**Exercise instructions**
Filter this data down to the lines that hold "又是一年毕业季", and copy them.

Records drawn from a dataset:

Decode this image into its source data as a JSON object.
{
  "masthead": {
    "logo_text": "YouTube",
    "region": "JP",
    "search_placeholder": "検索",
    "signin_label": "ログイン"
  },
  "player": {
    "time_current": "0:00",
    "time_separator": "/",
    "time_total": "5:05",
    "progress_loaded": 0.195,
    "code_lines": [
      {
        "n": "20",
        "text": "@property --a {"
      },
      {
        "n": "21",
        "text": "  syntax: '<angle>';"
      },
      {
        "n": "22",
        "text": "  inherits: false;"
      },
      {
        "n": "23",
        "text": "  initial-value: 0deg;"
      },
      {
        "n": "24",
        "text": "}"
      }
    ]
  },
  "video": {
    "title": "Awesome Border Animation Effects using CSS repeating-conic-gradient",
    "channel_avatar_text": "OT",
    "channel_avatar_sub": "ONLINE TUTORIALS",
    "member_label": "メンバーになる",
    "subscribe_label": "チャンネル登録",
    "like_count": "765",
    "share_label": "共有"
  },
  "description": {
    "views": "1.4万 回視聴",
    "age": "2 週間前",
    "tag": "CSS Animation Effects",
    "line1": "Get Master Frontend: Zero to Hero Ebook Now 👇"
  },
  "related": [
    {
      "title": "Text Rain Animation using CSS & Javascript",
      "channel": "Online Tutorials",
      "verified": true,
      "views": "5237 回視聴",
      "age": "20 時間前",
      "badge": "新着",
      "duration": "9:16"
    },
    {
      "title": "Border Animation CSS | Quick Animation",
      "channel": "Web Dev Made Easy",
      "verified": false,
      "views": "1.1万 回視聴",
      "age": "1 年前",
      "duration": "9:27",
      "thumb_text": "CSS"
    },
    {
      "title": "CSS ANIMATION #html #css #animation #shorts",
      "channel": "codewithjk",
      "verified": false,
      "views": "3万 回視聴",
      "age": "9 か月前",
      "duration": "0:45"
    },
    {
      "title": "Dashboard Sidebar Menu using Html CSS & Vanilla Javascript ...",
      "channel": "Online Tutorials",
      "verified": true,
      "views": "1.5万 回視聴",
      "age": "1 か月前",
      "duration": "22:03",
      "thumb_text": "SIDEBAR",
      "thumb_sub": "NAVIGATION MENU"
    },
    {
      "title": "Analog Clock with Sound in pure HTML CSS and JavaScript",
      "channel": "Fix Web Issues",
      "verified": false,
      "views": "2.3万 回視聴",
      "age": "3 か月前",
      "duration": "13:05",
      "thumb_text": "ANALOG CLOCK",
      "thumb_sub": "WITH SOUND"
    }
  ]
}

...

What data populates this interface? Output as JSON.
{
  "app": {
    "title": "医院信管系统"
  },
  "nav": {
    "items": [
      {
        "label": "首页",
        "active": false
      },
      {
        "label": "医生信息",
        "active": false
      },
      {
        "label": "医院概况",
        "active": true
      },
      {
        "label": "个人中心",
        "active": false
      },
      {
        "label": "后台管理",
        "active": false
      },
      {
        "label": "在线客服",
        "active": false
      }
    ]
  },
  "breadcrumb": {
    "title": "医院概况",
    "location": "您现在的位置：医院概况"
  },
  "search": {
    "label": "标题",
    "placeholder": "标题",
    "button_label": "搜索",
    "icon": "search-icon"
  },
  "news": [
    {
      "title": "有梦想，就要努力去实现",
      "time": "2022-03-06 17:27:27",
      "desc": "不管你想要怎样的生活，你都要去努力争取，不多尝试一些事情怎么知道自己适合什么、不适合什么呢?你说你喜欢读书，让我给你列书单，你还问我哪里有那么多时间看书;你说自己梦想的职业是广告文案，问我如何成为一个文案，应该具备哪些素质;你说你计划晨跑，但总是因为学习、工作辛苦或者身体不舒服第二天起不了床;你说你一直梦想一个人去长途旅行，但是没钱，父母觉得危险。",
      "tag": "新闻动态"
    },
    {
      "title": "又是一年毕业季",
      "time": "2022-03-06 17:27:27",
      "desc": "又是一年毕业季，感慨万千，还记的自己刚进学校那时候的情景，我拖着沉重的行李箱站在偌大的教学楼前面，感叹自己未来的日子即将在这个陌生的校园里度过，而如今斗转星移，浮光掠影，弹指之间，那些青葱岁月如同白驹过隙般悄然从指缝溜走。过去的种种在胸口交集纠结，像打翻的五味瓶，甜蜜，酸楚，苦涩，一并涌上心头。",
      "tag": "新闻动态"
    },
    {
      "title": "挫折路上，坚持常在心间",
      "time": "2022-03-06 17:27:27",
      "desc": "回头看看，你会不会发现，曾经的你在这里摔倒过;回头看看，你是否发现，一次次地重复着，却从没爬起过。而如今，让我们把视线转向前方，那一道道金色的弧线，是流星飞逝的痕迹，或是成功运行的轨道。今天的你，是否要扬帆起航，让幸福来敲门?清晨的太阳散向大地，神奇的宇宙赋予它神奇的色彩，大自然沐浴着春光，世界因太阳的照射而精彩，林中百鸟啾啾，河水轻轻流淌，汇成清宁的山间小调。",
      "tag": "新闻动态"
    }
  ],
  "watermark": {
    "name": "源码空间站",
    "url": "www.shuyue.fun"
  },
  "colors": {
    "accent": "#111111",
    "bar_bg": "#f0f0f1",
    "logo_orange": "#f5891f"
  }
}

**Result for this exercise**
      "title": "又是一年毕业季",
      "desc": "又是一年毕业季，感慨万千，还记的自己刚进学校那时候的情景，我拖着沉重的行李箱站在偌大的教学楼前面，感叹自己未来的日子即将在这个陌生的校园里度过，而如今斗转星移，浮光掠影，弹指之间，那些青葱岁月如同白驹过隙般悄然从指缝溜走。过去的种种在胸口交集纠结，像打翻的五味瓶，甜蜜，酸楚，苦涩，一并涌上心头。",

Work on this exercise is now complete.